#### MATERIAL FOR THIS EXERCISE
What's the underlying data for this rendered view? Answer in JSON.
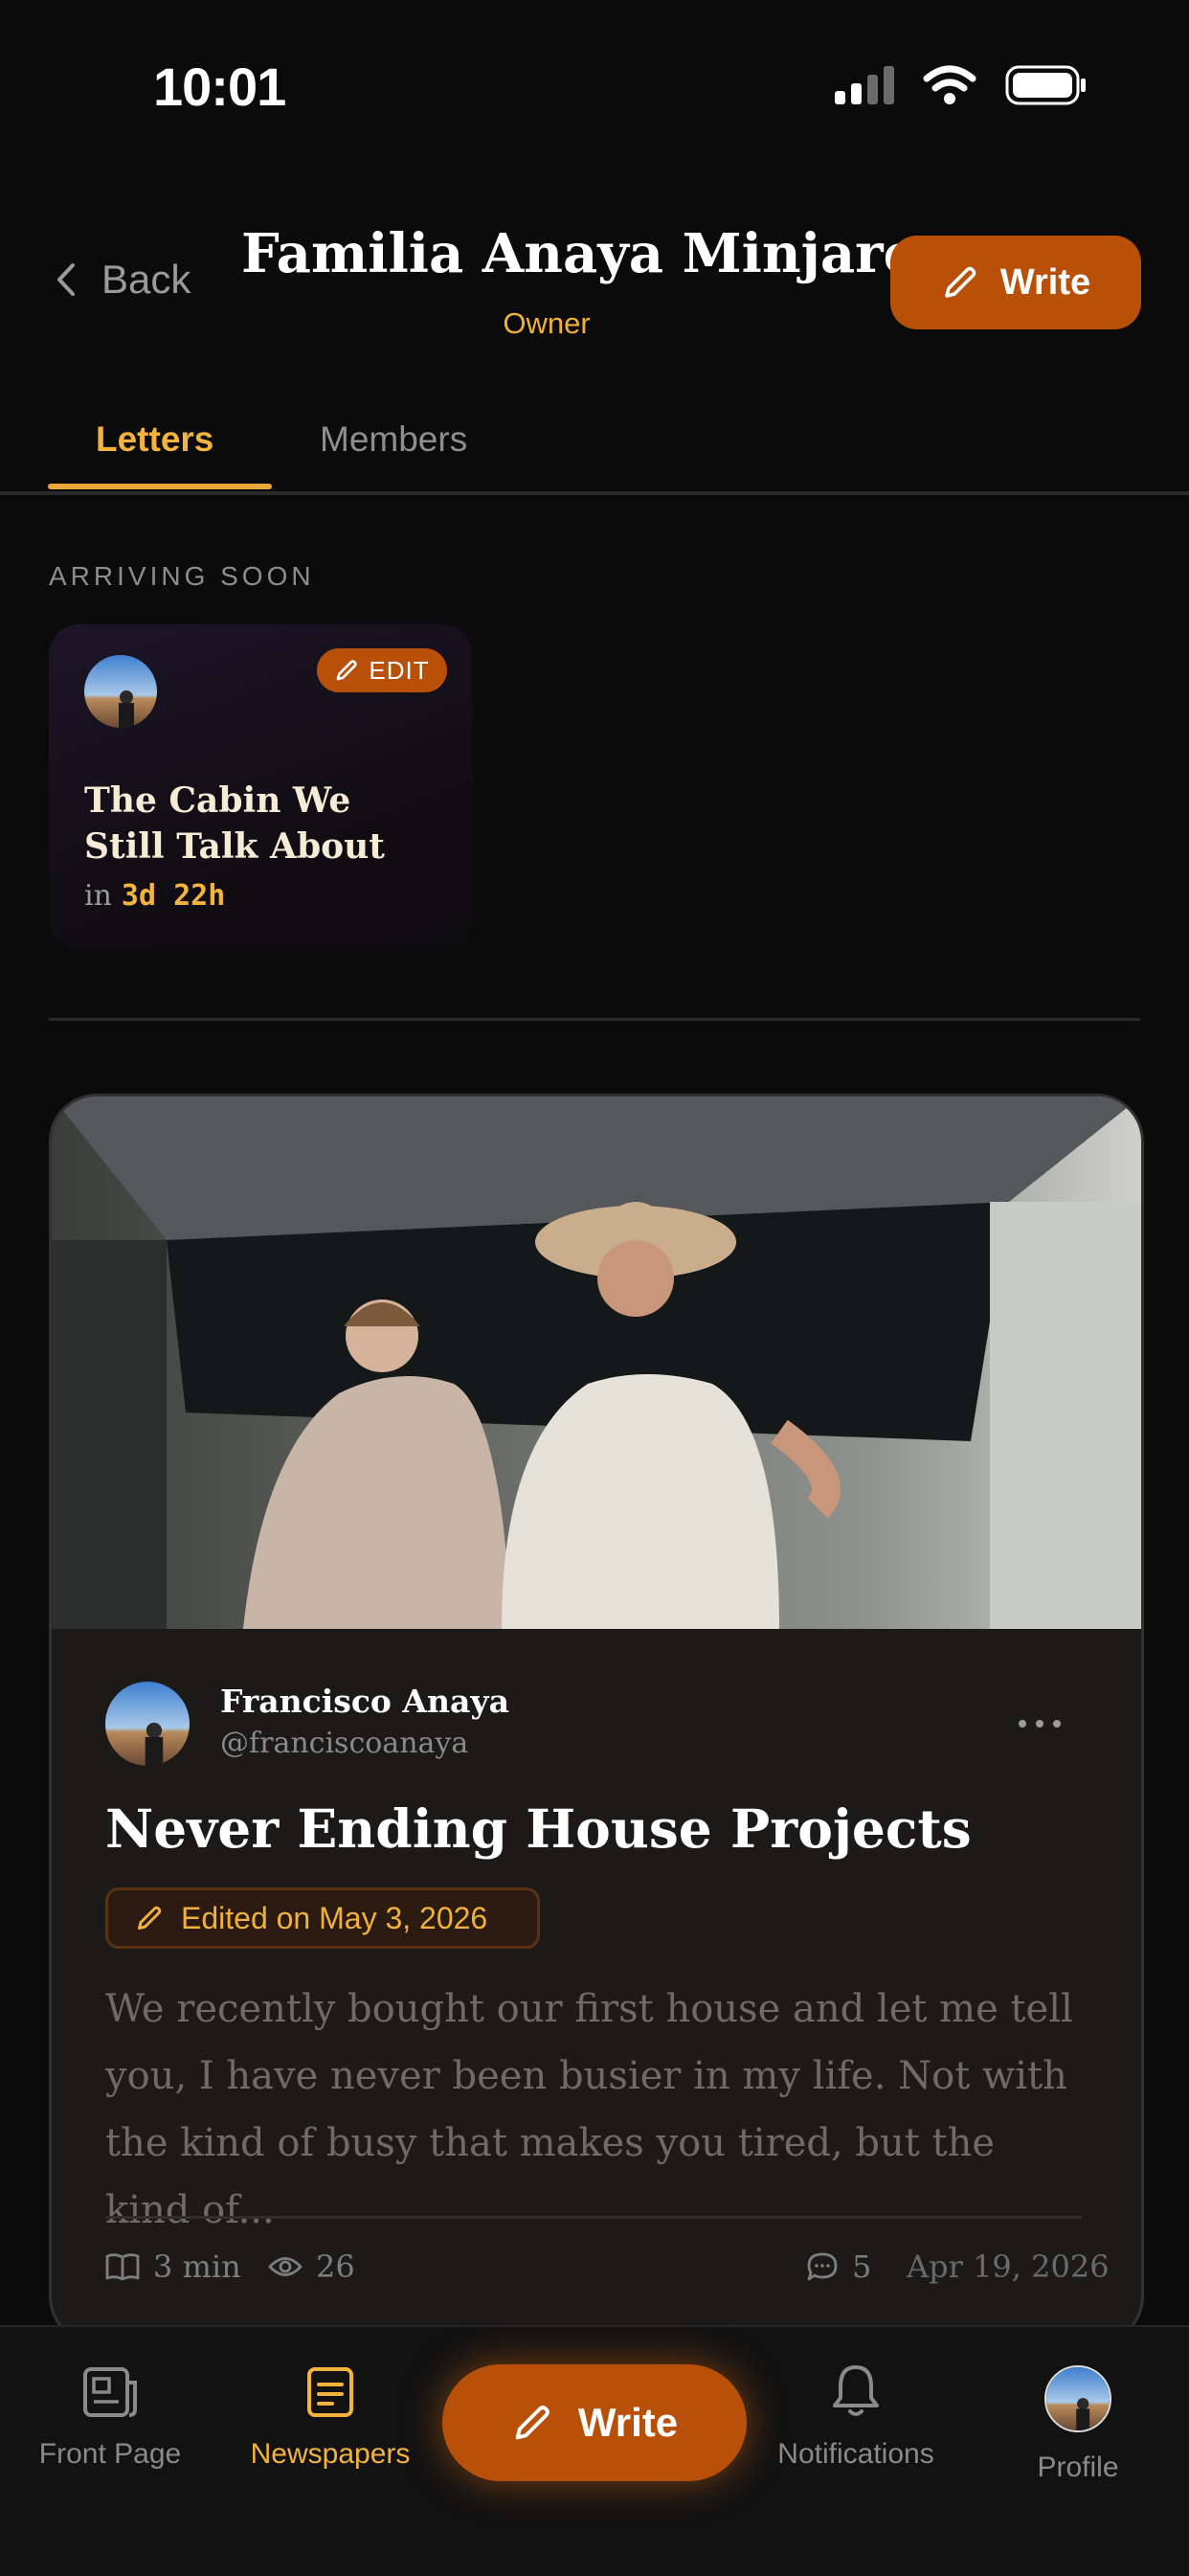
{
  "status_bar": {
    "time": "10:01"
  },
  "header": {
    "back_label": "Back",
    "title": "Familia Anaya Minjarez",
    "role": "Owner",
    "write_label": "Write"
  },
  "tabs": [
    {
      "label": "Letters",
      "active": true
    },
    {
      "label": "Members",
      "active": false
    }
  ],
  "arriving_soon": {
    "heading": "ARRIVING SOON",
    "card": {
      "edit_label": "EDIT",
      "title": "The Cabin We Still Talk About",
      "in_label": "in",
      "countdown": "3d 22h"
    }
  },
  "post": {
    "author_name": "Francisco Anaya",
    "author_handle": "@franciscoanaya",
    "title": "Never Ending House Projects",
    "edited_label": "Edited on May 3, 2026",
    "excerpt": "We recently bought our first house and let me tell you, I have never been busier in my life. Not with the kind of busy that makes you tired, but the kind of...",
    "read_time": "3 min",
    "views": "26",
    "comments": "5",
    "date": "Apr 19, 2026"
  },
  "tab_bar": {
    "front_page": "Front Page",
    "newspapers": "Newspapers",
    "write": "Write",
    "notifications": "Notifications",
    "profile": "Profile"
  },
  "colors": {
    "accent": "#b85009",
    "highlight": "#f3b33c",
    "background": "#0b0b0b",
    "card": "#1c1a19"
  }
}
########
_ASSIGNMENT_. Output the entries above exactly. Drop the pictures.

_ANSWER FOR THE TASK_.
What's the underlying data for this rendered view? Answer in JSON.
{
  "status_bar": {
    "time": "10:01"
  },
  "header": {
    "back_label": "Back",
    "title": "Familia Anaya Minjarez",
    "role": "Owner",
    "write_label": "Write"
  },
  "tabs": [
    {
      "label": "Letters",
      "active": true
    },
    {
      "label": "Members",
      "active": false
    }
  ],
  "arriving_soon": {
    "heading": "ARRIVING SOON",
    "card": {
      "edit_label": "EDIT",
      "title": "The Cabin We Still Talk About",
      "in_label": "in",
      "countdown": "3d 22h"
    }
  },
  "post": {
    "author_name": "Francisco Anaya",
    "author_handle": "@franciscoanaya",
    "title": "Never Ending House Projects",
    "edited_label": "Edited on May 3, 2026",
    "excerpt": "We recently bought our first house and let me tell you, I have never been busier in my life. Not with the kind of busy that makes you tired, but the kind of...",
    "read_time": "3 min",
    "views": "26",
    "comments": "5",
    "date": "Apr 19, 2026"
  },
  "tab_bar": {
    "front_page": "Front Page",
    "newspapers": "Newspapers",
    "write": "Write",
    "notifications": "Notifications",
    "profile": "Profile"
  },
  "colors": {
    "accent": "#b85009",
    "highlight": "#f3b33c",
    "background": "#0b0b0b",
    "card": "#1c1a19"
  }
}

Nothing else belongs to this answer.